BRUSSELS — Secretary of State George P. Shultz won the enthusiastic endorsement Wednesday of the NATO alliance for the just-completed U.S.-Soviet missile accord that would eliminate all ground-launched nuclear missiles with a range between 300 and 3,000 miles. Most of the deployed weapons in this category are in Europe.
Shultz said the Western allies will stop deploying U.S. cruise missiles in Europe when the treaty is signed in Washington next month, without waiting for Senate ratification.
"When the treaty is finally signed on Dec. 10, at that point whatever exists at that stage stays in place, but there is no further work and there are no further deployments," Shultz told a news conference after a two-hour special session of foreign ministers and ambassadors of the North Atlantic Treaty Organization during a stop here on his way back to Washington.
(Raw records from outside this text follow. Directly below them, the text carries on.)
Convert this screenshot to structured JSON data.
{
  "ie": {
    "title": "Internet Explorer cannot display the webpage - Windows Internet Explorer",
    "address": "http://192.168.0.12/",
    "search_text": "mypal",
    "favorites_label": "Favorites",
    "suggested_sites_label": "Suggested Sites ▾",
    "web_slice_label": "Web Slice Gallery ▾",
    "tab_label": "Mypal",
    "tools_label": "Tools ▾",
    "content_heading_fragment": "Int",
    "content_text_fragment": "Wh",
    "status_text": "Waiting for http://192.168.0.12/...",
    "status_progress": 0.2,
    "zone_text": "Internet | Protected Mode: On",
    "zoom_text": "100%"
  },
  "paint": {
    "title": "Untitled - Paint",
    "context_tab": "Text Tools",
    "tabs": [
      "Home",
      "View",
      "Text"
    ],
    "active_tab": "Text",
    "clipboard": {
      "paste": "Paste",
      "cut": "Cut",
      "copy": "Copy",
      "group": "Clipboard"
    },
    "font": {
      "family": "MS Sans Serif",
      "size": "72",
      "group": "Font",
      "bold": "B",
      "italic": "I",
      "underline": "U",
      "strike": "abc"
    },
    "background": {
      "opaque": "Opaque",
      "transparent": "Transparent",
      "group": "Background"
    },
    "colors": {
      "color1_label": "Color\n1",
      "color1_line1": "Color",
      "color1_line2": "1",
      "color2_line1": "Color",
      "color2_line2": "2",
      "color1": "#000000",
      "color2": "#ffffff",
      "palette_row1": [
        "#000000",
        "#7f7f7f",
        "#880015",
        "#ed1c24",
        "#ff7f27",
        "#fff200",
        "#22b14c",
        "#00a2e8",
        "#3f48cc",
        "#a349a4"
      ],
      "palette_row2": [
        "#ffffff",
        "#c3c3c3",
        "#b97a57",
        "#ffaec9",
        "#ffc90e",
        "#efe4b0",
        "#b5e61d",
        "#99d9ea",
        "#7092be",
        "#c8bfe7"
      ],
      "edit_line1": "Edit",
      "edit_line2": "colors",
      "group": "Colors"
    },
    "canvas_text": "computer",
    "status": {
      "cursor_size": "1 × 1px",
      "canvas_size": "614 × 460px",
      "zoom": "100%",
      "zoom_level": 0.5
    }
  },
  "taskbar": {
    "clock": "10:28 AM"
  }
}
He said this means the alliance would forgo deployment of about 220 cruise missiles in Britain, West Germany, Italy, Belgium and the Netherlands, adding that the halt in deployments will save money at a time of budget-cutting.
He estimated that the development, production, deployment and eventual withdrawal of the U.S. Pershing 2 and ground-launched cruise missiles to match the Soviet medium-range missile buildup of the last decade will have cost $7 billion to $9 billion by 1990, when the elimination of the missiles is scheduled to be completed.
At his news conference, Shultz said all members of the alliance were "delighted with the treaty and said so in the meeting."
He referred to the missile agreement reached in Geneva as an alliance treaty that came out of NATO's 1979 decision both to deploy new missiles to match the Soviet buildup and to negotiate to eliminate those weapons on both sides of the Iron Curtain.
"This isn't a U.S. treaty. This is their treaty, this is an alliance treaty," Shultz said. "The alliance carried it through and was steadfast and cohesive and now we have the result that we sought.
"There was an absolutely full uniform sense of support" for the agreement, Shultz added, crediting NATO cohesion and steadfastness for the success in the U.S.-Soviet negotiations.
Other allied officials here expressed similar views and said they hope the Senate will ratify the treaty.
"This is a treaty that we feel is our treaty, an alliance treaty, not just one between the United States and the Soviet Union," said Giulio Andreotti, Italy's foreign minister. "We offered a prayer for (Senate) ratification."
West German Foreign Minister Hans-Dietrich Genscher, speaking to reporters, hailed the agreement as an important milestone. Speaking of the treaty's opponents in the Senate, Genscher said: "Critics of the treaty in the United States have no right to use West Germany as the reason for their criticism."
A senior British diplomat commented: "The Americans got out of it a heavily asymmetric agreement, one could say a ground-breaking agreement. It is very striking what the Russians have conceded."
A communique after Shultz's meeting with the NATO Council here said that "the council enthusiastically welcomed the INF agreement and looked forward to its signature and early ratification." INF stands for Intermediate Nuclear Forces, as the class of medium-range missiles is called.
The communique also expressed "full support around the council table for the President's (Reagan) efforts and high expectations for progress" at the Washington summit two weeks from now.
Soviet inspection of missile facilities on the territory of five NATO nations--West Germany, Britain, Italy, Belgium and the Netherlands--would be "done in full accord with the sovereignty and the laws of those countries," Shultz assured Europeans in a press conference after the NATO session.
The Soviet Union and each of the countries will exchange notes laying out the rights and limits of the inspectors to visit U.S.-owned and operated facilities there for the entire 13-year life of the treaty.
No Springboard Seen
En route here from Geneva, where he met for two days with Soviet Foreign Minister Eduard A. Shevardnadze, Shultz appeared to take quiet pride in the achievement of the missile agreement. But he declined to picture it as a springboard to an improved political climate between the superpowers, as Shevardnadze had done a day earlier.
"Things are moving in a constructive direction," Shultz said, adding that there had been "more of a climax when Shevardnadze visited Washington (late last month) and we finally agreed in principle to complete the treaty.
"The way to manage the (U.S.-Soviet) relationship" he said, "is to stay away from euphoria and stay away from depression, just work at it in a steady way."